"This is about their lives and whether they're going to have a planet to grow up on," Tom Carper, the chairman of the Senate Environment and Public Works Committee, told CNN.
The Delaware Democrat added, "Do they have a future? Do their kids have a future? It doesn't get any bigger than this."
'The planet itself is at stake'
The climate victory was not guaranteed.
Since negotiations began more than a year ago, lawmakers and staffers watched other versions of this bill die in dramatic fashion. The final, slim version was resurrected during recent secret negotiations between Senate Majority Leader Chuck Schumer and Sen. Joe Manchin of West Virginia -- Democrats' key swing vote.
"Every near-death experience felt just as scary as the previous one," said Sen. Brian Schatz of Hawaii. "I have never had so many ups and downs with a single piece of legislation. It had an unusual number of twists and turns, but also -- the planet itself is at stake."
As Manchin complained in July about the bill's impact on inflation and energy security, he was also getting an earful from other Democrats. Carper told CNN he approached the West Virginian on the Senate floor with a list of recent climate disasters and extreme weather and urged him to act.
"I would say, 'I need you to help my state,'" Carper recounted. "'My state is the lowest lying state in America; my state's sinking.'"
Carper said he told Manchin that while Democrats were committed to helping West Virginia's coal miners transition to a clean energy economy, Manchin's vote was also needed to help states like Delaware and Louisiana where the coastlines are being swallowed by the ocean.
Over the course of a couple of weeks, Democrats watched as Manchin went from "no" to becoming the face of the bill, defending it in the press.
"Everyone has heard him say if he can explain it, he can vote for it," Schatz said. "He finally arrived at a bill that he's proud of, and then it's like a light switch turns on. He's not dragged kicking and screaming; he's dragging everyone else and he's leading the messaging on this bill."
On Thursday night, Arizona Sen. Kyrsten Sinema announced she would also support the bill, giving the party the 50 votes it needed.
"The impact of this actually finally hit me for the first time" on Thursday, Sen. Tina Smith of Minnesota told CNN. "Tears sprang into my eyes; I was so joyful."

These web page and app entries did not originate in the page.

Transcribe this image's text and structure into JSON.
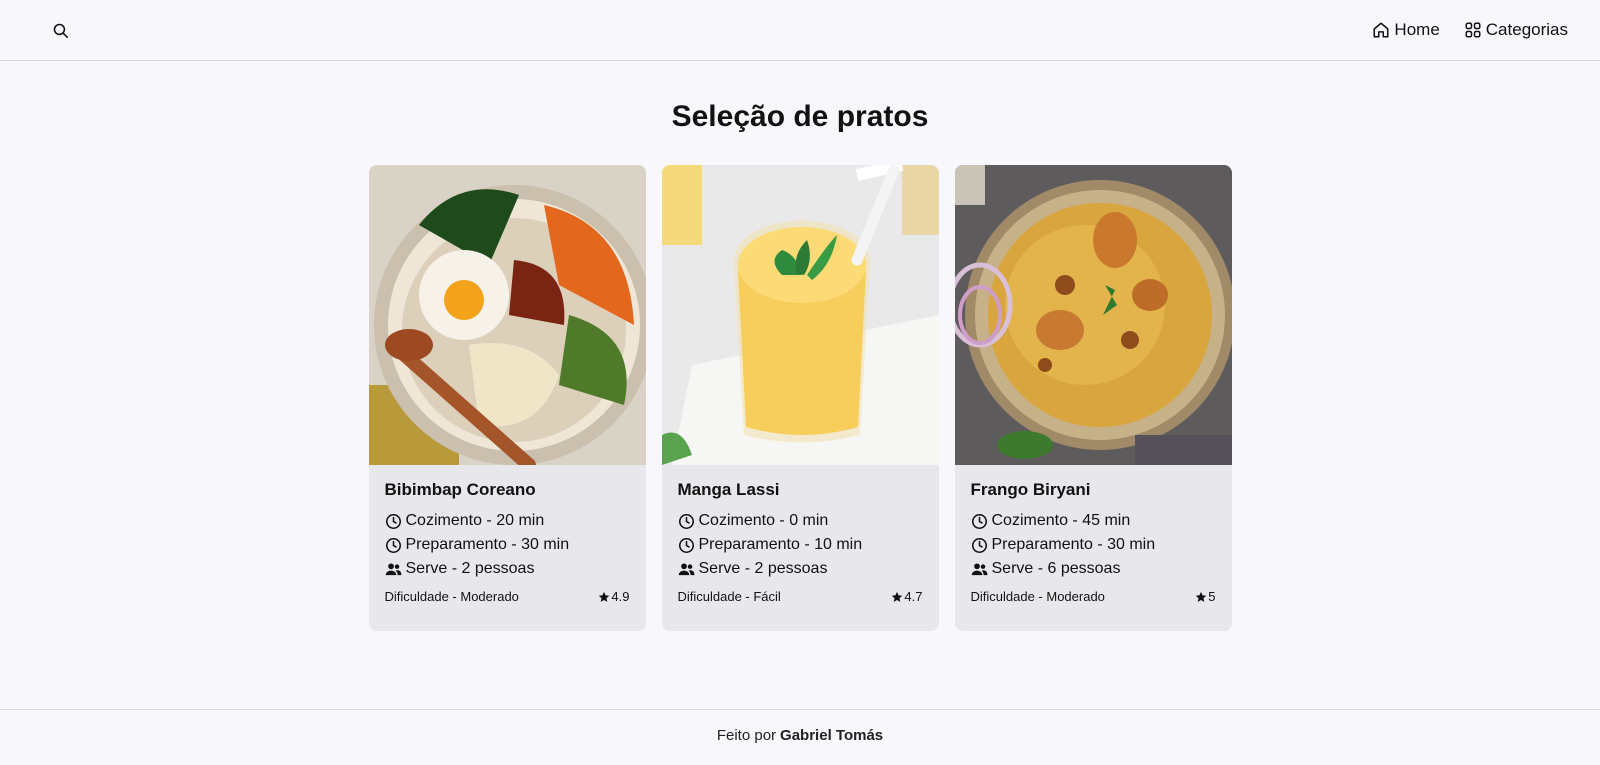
{
  "header": {
    "nav": [
      {
        "label": "Home",
        "icon": "home-icon"
      },
      {
        "label": "Categorias",
        "icon": "grid-icon"
      }
    ]
  },
  "main": {
    "title": "Seleção de pratos",
    "cards": [
      {
        "name": "Bibimbap Coreano",
        "cook": "Cozimento - 20 min",
        "prep": "Preparamento - 30 min",
        "serves": "Serve - 2 pessoas",
        "difficulty": "Dificuldade - Moderado",
        "rating": "4.9",
        "image": "bibimbap-bowl-photo"
      },
      {
        "name": "Manga Lassi",
        "cook": "Cozimento - 0 min",
        "prep": "Preparamento - 10 min",
        "serves": "Serve - 2 pessoas",
        "difficulty": "Dificuldade - Fácil",
        "rating": "4.7",
        "image": "mango-lassi-glass-photo"
      },
      {
        "name": "Frango Biryani",
        "cook": "Cozimento - 45 min",
        "prep": "Preparamento - 30 min",
        "serves": "Serve - 6 pessoas",
        "difficulty": "Dificuldade - Moderado",
        "rating": "5",
        "image": "chicken-biryani-plate-photo"
      }
    ]
  },
  "footer": {
    "prefix": "Feito por",
    "author": "Gabriel Tomás"
  }
}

Just a few weeks before, Smith said she was "thinking the door was pretty much closed. When I realized there had been an agreement, I literally couldn't believe it."
A big win before midterms

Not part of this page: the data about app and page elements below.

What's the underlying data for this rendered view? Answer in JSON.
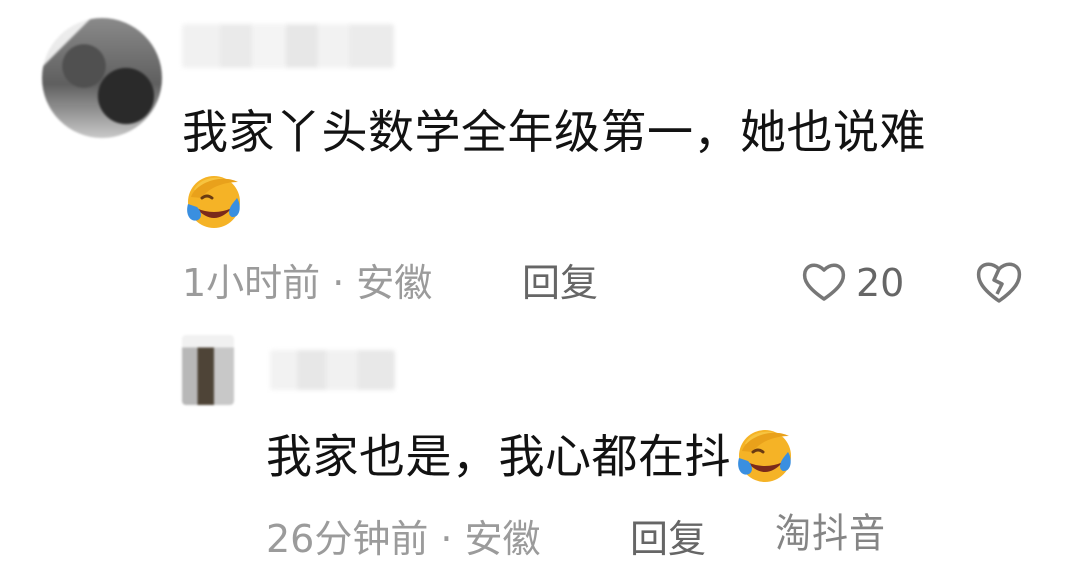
{
  "comment": {
    "text": "我家丫头数学全年级第一，她也说难",
    "emoji": "facepalm-laugh-emoji",
    "time": "1小时前",
    "location": "安徽",
    "reply_label": "回复",
    "likes": "20"
  },
  "reply": {
    "text": "我家也是，我心都在抖",
    "emoji": "facepalm-laugh-emoji",
    "time": "26分钟前",
    "location": "安徽",
    "reply_label": "回复"
  },
  "watermark": "淘抖音",
  "icons": {
    "like": "heart-outline-icon",
    "dislike": "broken-heart-icon"
  },
  "colors": {
    "text": "#121212",
    "meta": "#9b9b9b",
    "emoji_yellow": "#f5b326",
    "emoji_tear": "#3a8fe0"
  }
}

Senate climate hawks told CNN their work isn't done, but which path they take next hinges on the outcome of the midterm elections in November, and whether the party can retain its fragile Congressional majorities.

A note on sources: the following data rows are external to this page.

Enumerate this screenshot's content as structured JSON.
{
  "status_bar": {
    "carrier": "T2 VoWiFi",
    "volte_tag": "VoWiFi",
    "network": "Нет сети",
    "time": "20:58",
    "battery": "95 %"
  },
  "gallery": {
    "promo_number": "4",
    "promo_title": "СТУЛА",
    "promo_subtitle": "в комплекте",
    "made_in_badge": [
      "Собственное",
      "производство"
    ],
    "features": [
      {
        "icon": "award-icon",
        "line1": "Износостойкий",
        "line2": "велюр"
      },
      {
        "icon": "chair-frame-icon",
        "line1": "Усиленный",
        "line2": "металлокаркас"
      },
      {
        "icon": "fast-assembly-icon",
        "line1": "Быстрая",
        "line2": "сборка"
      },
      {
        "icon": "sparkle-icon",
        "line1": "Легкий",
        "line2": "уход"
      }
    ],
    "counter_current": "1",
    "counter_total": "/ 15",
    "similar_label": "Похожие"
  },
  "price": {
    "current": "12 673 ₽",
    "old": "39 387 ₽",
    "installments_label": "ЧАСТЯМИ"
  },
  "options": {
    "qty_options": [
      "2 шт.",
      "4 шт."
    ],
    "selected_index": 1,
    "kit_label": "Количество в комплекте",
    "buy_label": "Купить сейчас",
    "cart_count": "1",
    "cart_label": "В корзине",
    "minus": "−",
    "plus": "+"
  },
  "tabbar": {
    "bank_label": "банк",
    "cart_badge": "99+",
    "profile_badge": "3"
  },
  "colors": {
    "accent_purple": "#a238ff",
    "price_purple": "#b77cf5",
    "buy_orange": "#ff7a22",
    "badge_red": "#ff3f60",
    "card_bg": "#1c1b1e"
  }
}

Most immediately, Democrats will work on an environmental permitting reform bill that Schumer and Manchin agreed to advance this fall as part of their larger deal, lawmakers told CNN. Manchin wanted a two-year maximum timeline on drilling permit reviews and an expedited process for certain major, interstate electricity transmission projects.
But it would also advance a controversial natural pipeline project in Virginia and West Virginia that has long been a priority for Manchin. That measure will need Republican votes to pass a 60-vote threshold, which could complicate things.
"We always knew there were going to be some stinkers," Sen. Sheldon Whitehouse of Rhode Island told CNN of the fossil fuel measures. Still, Whitehouse admitted, "some of it we're going to want," like the provisions to speed up permitting for electrical transmission.
Climate hawks are also planning to put more pressure on the Biden administration to roll out strong regulations and executive actions, and some are considering an effort to resurrect the measures Manchin killed last year, like a clean electricity program that would lead to even larger cuts in fossil fuel emissions.
For now, they are relieved to have finally logged a significant win for the climate.
"I think this bill will show the power of action," Smith said. "I don't think it will be the last thing we do by any means, but it will break the dam of inaction."